* [Aim of the task] Gather all lines in the entries that include the word "MyArtwork".
'''
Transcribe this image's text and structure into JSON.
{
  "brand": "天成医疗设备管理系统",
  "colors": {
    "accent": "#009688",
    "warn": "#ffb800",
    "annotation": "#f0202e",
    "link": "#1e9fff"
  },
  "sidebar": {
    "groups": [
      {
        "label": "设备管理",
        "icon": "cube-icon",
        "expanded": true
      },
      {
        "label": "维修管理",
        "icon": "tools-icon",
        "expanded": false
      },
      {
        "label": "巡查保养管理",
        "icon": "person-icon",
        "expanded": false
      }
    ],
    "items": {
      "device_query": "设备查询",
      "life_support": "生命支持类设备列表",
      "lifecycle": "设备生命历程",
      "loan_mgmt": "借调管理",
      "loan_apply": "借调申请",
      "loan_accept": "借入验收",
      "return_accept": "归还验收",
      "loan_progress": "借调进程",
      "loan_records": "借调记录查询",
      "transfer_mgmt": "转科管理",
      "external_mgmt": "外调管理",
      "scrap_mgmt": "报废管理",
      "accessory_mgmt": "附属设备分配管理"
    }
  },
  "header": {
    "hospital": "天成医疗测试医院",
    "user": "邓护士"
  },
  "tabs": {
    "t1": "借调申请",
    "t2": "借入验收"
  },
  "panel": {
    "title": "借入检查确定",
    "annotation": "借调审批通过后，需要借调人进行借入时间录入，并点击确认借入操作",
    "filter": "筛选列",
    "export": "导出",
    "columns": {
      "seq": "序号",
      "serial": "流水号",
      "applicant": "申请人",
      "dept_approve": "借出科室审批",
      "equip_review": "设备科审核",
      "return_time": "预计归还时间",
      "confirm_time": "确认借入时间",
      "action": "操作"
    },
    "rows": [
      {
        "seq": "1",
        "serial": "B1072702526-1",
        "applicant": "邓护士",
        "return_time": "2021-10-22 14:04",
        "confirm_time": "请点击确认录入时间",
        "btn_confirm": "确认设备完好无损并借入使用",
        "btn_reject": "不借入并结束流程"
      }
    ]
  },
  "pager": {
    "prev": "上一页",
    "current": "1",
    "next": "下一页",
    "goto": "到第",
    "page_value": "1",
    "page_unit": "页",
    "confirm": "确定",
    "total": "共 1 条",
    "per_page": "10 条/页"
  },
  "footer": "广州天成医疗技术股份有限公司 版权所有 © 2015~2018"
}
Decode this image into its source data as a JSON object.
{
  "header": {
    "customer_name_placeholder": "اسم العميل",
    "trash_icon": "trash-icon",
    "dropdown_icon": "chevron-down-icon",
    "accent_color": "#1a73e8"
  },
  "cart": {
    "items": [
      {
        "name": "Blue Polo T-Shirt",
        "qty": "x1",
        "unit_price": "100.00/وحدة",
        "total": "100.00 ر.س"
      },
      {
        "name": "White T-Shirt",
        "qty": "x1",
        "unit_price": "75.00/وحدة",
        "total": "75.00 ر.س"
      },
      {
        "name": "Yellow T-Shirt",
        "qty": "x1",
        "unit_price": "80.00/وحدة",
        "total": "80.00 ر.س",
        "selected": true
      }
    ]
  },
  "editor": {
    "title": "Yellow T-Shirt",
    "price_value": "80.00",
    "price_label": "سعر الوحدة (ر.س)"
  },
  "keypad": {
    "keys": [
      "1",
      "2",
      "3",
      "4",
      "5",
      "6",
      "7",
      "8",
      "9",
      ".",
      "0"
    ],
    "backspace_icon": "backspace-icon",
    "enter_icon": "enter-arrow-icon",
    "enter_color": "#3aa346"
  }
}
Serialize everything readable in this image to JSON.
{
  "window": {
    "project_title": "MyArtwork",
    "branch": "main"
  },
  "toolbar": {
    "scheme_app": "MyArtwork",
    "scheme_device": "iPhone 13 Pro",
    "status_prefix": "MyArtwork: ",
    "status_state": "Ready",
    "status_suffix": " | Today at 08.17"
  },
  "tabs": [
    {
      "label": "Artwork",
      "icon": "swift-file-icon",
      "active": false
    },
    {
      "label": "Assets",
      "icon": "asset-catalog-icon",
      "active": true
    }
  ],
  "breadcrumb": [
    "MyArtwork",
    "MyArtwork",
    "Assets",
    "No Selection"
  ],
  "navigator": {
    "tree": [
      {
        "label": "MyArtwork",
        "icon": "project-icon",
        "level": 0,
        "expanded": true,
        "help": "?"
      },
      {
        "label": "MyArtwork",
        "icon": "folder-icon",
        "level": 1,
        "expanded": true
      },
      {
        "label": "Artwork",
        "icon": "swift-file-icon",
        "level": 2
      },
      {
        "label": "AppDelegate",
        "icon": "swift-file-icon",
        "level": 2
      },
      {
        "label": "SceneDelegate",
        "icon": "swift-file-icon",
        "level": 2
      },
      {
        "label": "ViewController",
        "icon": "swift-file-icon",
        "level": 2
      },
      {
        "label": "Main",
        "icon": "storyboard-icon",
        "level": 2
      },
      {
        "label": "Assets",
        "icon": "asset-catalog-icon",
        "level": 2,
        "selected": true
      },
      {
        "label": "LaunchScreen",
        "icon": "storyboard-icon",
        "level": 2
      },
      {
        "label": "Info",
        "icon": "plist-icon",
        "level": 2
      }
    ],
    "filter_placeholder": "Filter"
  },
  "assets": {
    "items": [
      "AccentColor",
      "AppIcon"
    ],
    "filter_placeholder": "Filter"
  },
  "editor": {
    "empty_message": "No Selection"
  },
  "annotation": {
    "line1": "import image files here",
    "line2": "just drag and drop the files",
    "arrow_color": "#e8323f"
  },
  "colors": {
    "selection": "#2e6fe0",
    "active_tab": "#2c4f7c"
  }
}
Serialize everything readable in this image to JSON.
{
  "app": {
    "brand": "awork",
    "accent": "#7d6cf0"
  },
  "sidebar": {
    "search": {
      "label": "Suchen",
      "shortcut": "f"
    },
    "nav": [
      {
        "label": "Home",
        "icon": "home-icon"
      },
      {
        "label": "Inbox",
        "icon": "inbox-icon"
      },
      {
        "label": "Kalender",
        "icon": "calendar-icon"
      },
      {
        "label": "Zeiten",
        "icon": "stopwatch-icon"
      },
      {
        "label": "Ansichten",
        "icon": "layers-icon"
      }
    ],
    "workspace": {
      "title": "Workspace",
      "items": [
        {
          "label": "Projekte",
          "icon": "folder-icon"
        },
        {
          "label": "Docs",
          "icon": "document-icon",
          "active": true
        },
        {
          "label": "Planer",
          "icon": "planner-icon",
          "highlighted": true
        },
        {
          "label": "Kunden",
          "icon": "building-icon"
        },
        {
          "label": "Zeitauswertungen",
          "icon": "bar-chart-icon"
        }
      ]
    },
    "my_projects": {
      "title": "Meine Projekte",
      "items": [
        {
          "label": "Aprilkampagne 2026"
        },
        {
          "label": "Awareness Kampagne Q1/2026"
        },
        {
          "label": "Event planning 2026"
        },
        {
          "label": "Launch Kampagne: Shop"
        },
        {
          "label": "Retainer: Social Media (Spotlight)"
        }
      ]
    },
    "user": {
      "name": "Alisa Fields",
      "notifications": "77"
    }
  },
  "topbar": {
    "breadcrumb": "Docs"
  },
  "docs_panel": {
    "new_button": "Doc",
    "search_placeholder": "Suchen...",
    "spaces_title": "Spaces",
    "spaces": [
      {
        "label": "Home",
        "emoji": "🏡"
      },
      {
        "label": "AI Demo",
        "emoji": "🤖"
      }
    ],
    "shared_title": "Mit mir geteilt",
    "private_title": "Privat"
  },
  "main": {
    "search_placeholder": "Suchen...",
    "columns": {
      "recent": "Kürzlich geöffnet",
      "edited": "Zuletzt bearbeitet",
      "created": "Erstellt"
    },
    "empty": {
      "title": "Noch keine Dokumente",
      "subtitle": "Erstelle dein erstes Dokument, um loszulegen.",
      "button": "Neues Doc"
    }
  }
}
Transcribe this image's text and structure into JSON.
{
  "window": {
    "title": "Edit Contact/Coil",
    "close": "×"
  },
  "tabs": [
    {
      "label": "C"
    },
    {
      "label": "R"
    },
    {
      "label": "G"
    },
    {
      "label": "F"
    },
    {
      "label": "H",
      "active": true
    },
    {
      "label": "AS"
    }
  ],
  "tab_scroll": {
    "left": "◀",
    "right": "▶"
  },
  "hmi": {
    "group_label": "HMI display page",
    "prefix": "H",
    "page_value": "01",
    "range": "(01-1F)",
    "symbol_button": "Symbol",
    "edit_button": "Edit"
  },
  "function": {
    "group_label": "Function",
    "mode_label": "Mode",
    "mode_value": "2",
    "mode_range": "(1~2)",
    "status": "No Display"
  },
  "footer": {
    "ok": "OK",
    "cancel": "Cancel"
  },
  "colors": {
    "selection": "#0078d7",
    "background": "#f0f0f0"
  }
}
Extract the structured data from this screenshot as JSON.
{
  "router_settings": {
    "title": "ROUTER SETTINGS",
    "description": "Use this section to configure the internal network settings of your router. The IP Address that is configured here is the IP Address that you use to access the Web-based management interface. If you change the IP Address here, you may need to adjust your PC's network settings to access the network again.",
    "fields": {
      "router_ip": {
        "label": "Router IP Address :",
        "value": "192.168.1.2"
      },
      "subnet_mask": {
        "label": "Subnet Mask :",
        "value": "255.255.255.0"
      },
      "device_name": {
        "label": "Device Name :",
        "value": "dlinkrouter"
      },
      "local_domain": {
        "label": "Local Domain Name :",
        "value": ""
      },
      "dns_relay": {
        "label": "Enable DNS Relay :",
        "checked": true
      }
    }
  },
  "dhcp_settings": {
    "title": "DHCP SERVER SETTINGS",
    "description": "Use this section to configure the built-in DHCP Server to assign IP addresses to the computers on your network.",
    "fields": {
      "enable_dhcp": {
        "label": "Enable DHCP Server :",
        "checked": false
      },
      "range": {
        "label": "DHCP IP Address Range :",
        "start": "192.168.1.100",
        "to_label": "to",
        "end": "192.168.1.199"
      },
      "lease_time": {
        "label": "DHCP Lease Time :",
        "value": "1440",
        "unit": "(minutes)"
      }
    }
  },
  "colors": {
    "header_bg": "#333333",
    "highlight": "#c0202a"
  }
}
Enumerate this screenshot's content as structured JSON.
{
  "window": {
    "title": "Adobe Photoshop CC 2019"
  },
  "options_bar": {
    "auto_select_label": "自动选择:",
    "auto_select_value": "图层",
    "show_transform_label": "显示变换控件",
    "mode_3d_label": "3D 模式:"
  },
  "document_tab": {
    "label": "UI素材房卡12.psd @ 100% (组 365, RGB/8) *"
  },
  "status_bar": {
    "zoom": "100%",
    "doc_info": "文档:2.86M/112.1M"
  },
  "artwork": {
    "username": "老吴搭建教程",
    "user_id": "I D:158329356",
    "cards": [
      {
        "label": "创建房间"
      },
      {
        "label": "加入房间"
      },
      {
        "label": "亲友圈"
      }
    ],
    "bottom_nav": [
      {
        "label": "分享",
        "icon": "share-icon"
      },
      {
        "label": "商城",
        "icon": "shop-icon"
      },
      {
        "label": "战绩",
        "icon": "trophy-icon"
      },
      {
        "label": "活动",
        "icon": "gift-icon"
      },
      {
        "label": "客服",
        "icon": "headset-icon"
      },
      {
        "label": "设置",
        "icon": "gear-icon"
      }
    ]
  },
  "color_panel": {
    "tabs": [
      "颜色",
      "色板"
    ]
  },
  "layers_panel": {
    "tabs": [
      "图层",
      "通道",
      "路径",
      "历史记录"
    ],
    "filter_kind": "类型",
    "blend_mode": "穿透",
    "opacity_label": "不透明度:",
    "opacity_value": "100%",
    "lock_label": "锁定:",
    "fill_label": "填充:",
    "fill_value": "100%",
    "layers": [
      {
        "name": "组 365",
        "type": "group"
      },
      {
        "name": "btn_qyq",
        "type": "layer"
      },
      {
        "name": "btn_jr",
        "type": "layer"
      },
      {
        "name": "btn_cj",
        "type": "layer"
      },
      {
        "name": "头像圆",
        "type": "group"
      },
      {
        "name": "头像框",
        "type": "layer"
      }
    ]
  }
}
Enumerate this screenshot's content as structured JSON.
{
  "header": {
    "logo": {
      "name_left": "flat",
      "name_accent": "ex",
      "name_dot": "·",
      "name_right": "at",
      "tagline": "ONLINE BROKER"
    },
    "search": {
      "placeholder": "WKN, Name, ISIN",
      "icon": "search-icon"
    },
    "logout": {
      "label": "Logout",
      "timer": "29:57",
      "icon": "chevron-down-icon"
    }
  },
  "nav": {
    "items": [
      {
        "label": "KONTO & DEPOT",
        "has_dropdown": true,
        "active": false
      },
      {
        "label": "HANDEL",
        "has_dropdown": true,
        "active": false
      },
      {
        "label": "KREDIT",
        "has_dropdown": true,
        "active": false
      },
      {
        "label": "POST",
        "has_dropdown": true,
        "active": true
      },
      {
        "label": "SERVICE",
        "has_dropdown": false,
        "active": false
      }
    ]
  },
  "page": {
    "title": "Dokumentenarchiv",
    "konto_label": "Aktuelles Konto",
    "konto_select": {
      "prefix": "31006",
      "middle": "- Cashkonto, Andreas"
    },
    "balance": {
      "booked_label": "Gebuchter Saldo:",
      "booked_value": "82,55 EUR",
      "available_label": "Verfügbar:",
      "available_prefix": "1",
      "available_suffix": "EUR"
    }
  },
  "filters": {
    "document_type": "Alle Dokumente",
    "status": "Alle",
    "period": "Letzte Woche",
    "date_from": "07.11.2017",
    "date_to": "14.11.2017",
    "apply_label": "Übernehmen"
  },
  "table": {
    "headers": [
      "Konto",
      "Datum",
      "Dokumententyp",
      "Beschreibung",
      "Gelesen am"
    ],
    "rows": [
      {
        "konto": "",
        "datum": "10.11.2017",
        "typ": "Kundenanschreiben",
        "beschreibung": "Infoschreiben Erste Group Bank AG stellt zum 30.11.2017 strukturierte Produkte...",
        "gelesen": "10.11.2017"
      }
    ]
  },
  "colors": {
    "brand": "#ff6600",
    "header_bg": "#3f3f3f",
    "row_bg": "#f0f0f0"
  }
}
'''
* [Result for this task]
    "project_title": "MyArtwork",
    "scheme_app": "MyArtwork",
    "status_prefix": "MyArtwork: ",
    "MyArtwork",
    "MyArtwork",
        "label": "MyArtwork",
        "label": "MyArtwork",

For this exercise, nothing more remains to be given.